Are we guilty of the split? Yes and no. It is structural, but we are at the geometrical top of the structure. An obvious task is to overcome it. The failure to do so, both in international and national systems, is in part a result of the unwillingness to share, between disparate groups, their wealth and the way of life. The Marshall Plan of the USA in Germany was an important condition of the latter’s acceptance of its guilt and of its moral “reeducation.” The failure to do so in the USSR created, in the 1990s, a bitter clash between the civilizing and the populist political forces, a clash reproduced in such wars as the current one. Our responsibility is to bridge these clashing forces and our duty is to create cross-class solidarities.

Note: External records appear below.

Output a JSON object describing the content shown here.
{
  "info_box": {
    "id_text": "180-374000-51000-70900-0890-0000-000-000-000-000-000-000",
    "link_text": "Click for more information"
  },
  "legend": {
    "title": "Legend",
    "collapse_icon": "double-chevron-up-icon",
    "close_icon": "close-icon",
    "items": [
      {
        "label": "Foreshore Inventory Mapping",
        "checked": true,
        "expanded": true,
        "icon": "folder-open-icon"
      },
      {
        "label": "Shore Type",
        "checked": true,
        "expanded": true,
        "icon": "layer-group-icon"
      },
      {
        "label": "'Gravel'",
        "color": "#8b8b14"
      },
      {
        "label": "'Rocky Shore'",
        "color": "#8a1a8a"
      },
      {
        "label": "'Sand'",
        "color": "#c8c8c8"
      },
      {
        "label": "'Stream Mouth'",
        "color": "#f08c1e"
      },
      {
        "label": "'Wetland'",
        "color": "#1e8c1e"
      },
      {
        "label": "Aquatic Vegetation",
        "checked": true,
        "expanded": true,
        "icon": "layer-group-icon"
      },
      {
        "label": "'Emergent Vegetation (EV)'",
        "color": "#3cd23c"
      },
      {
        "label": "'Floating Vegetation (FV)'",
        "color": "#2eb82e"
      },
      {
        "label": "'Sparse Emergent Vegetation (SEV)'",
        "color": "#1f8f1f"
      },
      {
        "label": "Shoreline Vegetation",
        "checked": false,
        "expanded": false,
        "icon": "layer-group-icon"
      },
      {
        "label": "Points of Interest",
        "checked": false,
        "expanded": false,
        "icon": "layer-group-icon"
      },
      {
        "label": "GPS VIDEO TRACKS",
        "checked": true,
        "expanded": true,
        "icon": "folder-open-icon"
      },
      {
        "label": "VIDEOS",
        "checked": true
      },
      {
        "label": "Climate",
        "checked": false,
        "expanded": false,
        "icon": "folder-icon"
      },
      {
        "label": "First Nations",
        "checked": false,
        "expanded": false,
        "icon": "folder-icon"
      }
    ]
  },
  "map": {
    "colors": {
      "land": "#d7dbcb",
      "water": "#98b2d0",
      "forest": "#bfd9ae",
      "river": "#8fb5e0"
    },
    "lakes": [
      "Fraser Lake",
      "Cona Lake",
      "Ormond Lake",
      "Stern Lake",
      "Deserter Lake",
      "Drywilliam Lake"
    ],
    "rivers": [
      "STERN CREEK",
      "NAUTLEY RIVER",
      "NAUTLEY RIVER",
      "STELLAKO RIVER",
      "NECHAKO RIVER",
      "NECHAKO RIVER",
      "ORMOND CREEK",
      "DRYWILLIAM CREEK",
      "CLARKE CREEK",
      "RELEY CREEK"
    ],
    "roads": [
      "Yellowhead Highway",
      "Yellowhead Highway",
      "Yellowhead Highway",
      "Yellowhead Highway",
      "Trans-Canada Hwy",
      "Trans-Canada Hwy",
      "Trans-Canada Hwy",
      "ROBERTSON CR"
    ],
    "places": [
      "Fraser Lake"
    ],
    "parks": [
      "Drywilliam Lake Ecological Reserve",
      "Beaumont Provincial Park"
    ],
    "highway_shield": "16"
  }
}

Let this be on the mind of the new exodus of the Russian intelligentsia, happening exactly one hundred years after the previous one. Resist the accusation of what you never had anything to do with. But mind the collective responsibility for the divide and the exclusion that had sustained your dignity. You’re responsible for your goodness, not for meanness.